Check indoor plants such as orchids for aphids, scale insects (inset), whitefly and mealy bug, which produce the sticky honeydew encouraging sooty moulds
Prune bush or standard apples and pears, aiming to create an open, goblet-shaped tree with a framework of about five branches.
Plant heathers, especially Erica, for early spring flowers loved by bees.
Sweet peas can be sown this month, and those sown back in autumn can be potted on. Place them on a sunny windowsill, in a cold frame or greenhouse.
Select and plant bare-root or container-grown summer-and autumn-fruiting raspberries now (but avoid planting in waterlogged, parched or frozen soil).
Continue to regularly inspect bulbs, corms and tubers including dahlias and cannas and any fruit and vegetables being stored overwinter for signs of rot.
- Protect brassicas such as broccoli, Brussels sprouts, cabbages and cauliflower from pigeons using cloches, netting or fleece
- Force rhubarb plants by covering the crown with a bucket. This will produce tender pink stems ready for eating in about 8 weeks time
- Harvest vegetables including parsnips, swede, sprouting broccoli, Brussels sprouts, leeks, celeriac, Jerusalem artichokes and turnips

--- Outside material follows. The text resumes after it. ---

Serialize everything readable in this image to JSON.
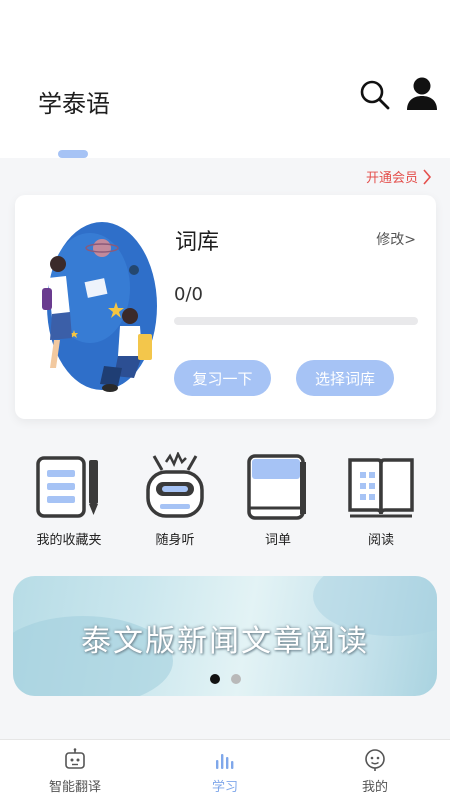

- Remove about one-third of the oldest stems of blackcurrants close to ground level to encourage growth of new productive wood from the base.

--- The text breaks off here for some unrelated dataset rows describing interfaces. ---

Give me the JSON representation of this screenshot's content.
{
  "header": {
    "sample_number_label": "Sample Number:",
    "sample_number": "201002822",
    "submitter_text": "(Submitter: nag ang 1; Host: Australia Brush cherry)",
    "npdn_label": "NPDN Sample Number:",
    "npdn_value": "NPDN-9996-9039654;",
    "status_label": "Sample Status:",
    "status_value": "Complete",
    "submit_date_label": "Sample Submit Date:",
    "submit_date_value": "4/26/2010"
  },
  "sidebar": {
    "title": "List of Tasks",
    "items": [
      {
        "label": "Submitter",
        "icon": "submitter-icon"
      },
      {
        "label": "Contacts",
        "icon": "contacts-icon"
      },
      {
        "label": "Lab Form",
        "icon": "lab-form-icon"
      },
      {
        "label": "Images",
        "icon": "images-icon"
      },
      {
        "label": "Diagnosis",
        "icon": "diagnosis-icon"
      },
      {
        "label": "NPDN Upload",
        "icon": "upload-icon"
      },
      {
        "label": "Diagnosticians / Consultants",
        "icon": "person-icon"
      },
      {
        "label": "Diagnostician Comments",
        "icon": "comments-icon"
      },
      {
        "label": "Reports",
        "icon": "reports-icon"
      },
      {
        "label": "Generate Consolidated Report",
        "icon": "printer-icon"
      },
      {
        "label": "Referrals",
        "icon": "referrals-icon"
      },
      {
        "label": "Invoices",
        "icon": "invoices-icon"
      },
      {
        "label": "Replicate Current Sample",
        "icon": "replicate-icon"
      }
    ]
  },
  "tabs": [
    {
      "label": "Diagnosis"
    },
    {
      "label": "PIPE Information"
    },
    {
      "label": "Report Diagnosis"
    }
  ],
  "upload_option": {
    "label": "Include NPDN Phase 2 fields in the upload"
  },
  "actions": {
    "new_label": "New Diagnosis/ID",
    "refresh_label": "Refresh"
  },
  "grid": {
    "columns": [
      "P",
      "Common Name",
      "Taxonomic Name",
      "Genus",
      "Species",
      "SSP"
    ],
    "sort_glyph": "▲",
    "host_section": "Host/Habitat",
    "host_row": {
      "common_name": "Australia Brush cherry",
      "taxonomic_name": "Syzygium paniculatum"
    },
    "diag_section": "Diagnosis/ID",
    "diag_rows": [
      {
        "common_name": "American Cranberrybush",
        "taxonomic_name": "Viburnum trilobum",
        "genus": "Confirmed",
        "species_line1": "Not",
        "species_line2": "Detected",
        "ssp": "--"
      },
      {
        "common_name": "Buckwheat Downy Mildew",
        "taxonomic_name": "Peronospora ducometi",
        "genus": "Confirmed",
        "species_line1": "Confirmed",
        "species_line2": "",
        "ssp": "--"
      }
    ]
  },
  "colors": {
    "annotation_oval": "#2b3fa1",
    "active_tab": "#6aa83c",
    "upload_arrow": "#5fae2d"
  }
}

- Deciduous hedges including hawthorn, blackthorn, beech or hornbeam can be planted now if weather permits
- Check for wind damage and secure climbers if necessary and make sure newly planted trees and tall vegetables such as Brussels sprouts are securely staked

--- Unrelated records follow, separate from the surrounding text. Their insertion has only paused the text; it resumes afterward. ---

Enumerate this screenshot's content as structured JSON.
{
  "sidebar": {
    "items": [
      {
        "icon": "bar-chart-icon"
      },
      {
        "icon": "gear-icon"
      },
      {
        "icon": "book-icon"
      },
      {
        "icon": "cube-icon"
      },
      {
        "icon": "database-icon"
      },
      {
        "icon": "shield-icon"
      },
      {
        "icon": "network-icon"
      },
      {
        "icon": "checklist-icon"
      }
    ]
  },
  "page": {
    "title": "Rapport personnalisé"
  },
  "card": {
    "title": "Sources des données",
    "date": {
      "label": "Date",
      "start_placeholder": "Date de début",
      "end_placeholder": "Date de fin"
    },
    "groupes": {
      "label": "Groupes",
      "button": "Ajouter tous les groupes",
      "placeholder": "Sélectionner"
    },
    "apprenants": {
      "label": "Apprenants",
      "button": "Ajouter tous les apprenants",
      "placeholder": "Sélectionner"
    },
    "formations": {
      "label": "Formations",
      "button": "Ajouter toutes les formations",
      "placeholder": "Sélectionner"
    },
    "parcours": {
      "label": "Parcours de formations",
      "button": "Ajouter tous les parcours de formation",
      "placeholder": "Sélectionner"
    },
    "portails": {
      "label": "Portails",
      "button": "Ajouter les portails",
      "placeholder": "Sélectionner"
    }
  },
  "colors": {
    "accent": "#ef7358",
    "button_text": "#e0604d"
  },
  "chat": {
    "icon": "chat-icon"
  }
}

- Move deciduous trees and shrubs in the wrong location or if they have outgrown their allotted space
- Plant colourful dogwoods for winter displays and Chimonanthus praecox, Mahonia, Viburnum × bodnantense and deciduous shrubby Lonicera for winter fragrance. Plant heather, especially Erica, for early spring flowers loved by bees
- Clear leaves from around the crowns of perennials and alpines vulnerable to rot in damp conditions under fallen leaves. Add leaves to compost bin for leaf mould
- Check that protective dry mulches and fleece over frost tender plants and containers have not been disturbed by winter weather
Glasshouse and indoor plants
- Cymbidium is an easy orchid to grow, preferring cooler conditions than some other indoor orchids. Provide winter temperatures between 10-14°C (50-57°F) and good light levels and water approximately every two weeks
- Control fungus gnat (sciarid flies) in houseplant compost with biological control or a pyrethrum spray (e.g. Py Spray Garden Insect Killer Spray, Vitax House Plant Pest Killer or Bug Clear Gun for Fruit & Veg)
- Sweet peas can be sown this month and those sown earlier in the autumn can now be potted on. Place them on a sunny windowsill, a cold frame or greenhouse with plenty of light.
Pest and Disease Watch
- Discourage grey mould (botrytis) from infecting greenhouse, conservatory or indoor plants by removing dead or dying plant material regularly and watering with care to avoid wetting foliage. Ventilate when possible
- Check for scale insects on citrus, mealybug and white fly on greenhouse and conservatory plants
- Place houseplants with brown leaf edges on a tray of moist gravel to increase humidity in often dry, heated rooms
- Now is a good time to check through garden chemicals. Dispose of unwanted or out-of-date pesticides by taking them to a manned local authority household waste site where they should be handed over to the staff. Waste disposal sites see www.pan-uk.org/waste-pesticides/pesticides-disposal